*Directions for this task*. In the entries below, find each line with the word "default" and pull it out.

*Extracted entries*.

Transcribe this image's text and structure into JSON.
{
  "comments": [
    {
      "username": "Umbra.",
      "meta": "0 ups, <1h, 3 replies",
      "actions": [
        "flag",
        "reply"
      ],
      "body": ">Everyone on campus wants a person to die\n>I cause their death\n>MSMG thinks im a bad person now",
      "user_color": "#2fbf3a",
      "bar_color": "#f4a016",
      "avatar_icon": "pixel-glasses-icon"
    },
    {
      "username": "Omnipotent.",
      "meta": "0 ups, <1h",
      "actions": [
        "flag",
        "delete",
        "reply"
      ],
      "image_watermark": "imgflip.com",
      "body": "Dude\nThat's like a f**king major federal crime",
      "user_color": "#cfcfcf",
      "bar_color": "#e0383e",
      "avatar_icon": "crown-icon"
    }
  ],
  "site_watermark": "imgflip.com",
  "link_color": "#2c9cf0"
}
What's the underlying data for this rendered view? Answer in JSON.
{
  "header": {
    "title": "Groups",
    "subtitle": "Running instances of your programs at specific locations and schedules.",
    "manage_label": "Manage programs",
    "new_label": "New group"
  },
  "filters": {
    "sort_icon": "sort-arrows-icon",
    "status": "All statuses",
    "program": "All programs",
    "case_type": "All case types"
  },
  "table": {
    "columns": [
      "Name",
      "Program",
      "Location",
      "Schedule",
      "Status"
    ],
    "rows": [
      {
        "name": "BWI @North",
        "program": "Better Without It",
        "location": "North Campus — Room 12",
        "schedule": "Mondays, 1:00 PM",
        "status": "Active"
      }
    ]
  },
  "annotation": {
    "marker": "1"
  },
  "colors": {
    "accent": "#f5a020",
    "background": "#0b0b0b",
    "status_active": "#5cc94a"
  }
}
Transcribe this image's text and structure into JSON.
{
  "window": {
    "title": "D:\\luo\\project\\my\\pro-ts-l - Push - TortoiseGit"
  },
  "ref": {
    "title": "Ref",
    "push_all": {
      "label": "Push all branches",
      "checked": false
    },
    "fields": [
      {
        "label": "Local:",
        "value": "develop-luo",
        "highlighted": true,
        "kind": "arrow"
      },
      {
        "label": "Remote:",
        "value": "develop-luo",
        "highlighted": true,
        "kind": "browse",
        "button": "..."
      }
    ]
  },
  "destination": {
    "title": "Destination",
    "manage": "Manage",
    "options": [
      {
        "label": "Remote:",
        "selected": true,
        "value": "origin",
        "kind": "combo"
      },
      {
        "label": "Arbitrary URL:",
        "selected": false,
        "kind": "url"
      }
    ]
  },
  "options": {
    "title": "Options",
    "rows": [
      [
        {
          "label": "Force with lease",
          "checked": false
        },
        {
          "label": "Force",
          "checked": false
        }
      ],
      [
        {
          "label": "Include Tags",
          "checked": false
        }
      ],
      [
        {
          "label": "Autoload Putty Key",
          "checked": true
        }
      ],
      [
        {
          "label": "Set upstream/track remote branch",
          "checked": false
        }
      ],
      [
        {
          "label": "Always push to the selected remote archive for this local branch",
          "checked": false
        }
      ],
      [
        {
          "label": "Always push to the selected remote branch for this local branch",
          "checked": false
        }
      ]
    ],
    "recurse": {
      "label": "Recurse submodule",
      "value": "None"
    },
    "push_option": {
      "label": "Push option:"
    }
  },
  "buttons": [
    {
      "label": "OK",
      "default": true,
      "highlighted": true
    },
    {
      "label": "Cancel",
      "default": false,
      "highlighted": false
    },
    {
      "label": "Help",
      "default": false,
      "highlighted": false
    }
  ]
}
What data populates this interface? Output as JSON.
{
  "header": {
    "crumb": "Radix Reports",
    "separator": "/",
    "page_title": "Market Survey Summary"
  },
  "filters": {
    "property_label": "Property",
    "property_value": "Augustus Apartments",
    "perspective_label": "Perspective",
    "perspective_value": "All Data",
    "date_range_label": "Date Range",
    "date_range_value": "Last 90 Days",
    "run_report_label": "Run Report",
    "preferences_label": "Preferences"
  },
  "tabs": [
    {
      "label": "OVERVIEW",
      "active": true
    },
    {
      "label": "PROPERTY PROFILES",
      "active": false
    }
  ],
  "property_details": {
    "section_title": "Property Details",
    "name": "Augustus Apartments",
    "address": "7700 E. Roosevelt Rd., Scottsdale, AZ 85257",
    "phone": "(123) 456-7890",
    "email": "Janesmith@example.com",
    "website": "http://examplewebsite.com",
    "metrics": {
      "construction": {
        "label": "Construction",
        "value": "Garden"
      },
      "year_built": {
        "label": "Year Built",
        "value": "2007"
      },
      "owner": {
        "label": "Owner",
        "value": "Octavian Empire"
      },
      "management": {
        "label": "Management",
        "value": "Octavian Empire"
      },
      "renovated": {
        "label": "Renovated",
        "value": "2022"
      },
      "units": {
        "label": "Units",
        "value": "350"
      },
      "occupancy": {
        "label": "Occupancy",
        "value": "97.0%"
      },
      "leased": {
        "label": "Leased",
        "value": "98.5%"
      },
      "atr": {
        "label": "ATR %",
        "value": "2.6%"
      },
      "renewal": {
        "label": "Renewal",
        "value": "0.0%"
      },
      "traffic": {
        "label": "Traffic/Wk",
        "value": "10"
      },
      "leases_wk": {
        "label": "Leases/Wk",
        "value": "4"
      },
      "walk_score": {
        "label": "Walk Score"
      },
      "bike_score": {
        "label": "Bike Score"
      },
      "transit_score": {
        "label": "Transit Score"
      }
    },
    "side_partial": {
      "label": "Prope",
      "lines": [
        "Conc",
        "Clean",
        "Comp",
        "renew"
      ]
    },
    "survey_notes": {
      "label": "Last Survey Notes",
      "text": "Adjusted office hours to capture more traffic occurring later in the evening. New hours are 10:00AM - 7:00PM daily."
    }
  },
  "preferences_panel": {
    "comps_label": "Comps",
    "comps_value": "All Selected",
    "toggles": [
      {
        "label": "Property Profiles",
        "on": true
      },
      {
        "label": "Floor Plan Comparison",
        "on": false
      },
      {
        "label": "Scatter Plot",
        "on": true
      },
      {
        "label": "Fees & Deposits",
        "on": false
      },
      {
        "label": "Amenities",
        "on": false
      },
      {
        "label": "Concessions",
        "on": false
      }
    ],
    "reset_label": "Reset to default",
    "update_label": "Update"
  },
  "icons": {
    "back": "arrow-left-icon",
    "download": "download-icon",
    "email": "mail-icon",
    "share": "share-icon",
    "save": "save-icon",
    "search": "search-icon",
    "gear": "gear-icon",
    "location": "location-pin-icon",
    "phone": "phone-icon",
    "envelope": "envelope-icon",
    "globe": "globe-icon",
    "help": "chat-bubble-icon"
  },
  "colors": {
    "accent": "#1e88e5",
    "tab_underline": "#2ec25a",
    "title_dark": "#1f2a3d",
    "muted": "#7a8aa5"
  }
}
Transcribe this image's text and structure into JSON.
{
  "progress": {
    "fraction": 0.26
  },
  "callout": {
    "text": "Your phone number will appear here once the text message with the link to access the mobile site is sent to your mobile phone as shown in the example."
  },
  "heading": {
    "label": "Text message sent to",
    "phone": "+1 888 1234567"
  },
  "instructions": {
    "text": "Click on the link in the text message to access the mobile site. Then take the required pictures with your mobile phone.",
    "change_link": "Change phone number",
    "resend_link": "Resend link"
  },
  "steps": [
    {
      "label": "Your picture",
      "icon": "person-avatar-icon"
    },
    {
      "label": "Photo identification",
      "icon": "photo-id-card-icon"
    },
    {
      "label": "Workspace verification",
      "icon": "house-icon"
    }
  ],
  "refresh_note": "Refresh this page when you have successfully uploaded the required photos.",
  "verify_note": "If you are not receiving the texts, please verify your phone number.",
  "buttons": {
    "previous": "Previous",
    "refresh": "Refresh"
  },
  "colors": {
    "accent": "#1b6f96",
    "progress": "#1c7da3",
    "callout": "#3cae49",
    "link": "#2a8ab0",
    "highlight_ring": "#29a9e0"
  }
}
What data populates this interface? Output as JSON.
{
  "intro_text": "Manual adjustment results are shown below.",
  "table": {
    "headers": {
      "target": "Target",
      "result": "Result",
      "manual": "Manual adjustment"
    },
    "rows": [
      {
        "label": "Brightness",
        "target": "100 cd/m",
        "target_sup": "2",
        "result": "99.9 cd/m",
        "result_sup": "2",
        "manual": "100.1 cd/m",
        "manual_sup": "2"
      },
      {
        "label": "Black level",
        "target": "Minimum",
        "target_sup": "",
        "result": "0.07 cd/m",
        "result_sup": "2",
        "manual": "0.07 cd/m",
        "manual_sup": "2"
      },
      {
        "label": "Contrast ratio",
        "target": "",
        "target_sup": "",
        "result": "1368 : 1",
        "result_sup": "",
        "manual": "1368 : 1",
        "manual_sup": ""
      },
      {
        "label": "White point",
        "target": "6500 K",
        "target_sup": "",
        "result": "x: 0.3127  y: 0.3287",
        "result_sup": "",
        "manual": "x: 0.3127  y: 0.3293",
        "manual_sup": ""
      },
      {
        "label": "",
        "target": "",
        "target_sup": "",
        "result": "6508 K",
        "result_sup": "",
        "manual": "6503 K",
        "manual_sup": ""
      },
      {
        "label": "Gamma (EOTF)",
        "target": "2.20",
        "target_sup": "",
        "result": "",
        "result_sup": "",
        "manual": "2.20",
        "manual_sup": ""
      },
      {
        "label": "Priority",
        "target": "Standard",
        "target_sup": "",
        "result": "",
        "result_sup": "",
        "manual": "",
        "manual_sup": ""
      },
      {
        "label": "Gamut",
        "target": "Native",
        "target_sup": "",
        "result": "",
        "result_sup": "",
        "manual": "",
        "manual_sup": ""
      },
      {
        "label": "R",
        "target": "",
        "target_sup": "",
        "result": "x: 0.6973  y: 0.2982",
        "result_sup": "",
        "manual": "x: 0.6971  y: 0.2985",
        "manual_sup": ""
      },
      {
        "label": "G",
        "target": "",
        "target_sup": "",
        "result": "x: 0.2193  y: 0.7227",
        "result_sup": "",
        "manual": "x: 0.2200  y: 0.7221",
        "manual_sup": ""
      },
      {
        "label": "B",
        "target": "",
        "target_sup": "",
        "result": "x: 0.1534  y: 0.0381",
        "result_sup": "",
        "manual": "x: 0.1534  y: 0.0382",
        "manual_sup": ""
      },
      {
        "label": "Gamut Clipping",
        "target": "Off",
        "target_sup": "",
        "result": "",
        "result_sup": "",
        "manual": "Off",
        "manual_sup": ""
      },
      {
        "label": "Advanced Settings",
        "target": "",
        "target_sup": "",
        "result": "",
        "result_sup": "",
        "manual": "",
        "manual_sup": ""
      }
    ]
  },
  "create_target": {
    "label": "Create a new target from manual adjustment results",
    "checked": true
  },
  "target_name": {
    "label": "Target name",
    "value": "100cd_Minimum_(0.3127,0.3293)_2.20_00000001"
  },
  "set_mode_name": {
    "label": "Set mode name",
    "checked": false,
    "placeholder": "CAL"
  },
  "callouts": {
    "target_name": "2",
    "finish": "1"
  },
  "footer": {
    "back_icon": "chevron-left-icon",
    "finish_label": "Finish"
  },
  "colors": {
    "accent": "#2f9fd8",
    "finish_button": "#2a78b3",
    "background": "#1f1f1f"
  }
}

*Answer to the exercise*.
      "default": true,
      "default": false,
      "default": false,
    "reset_label": "Reset to default",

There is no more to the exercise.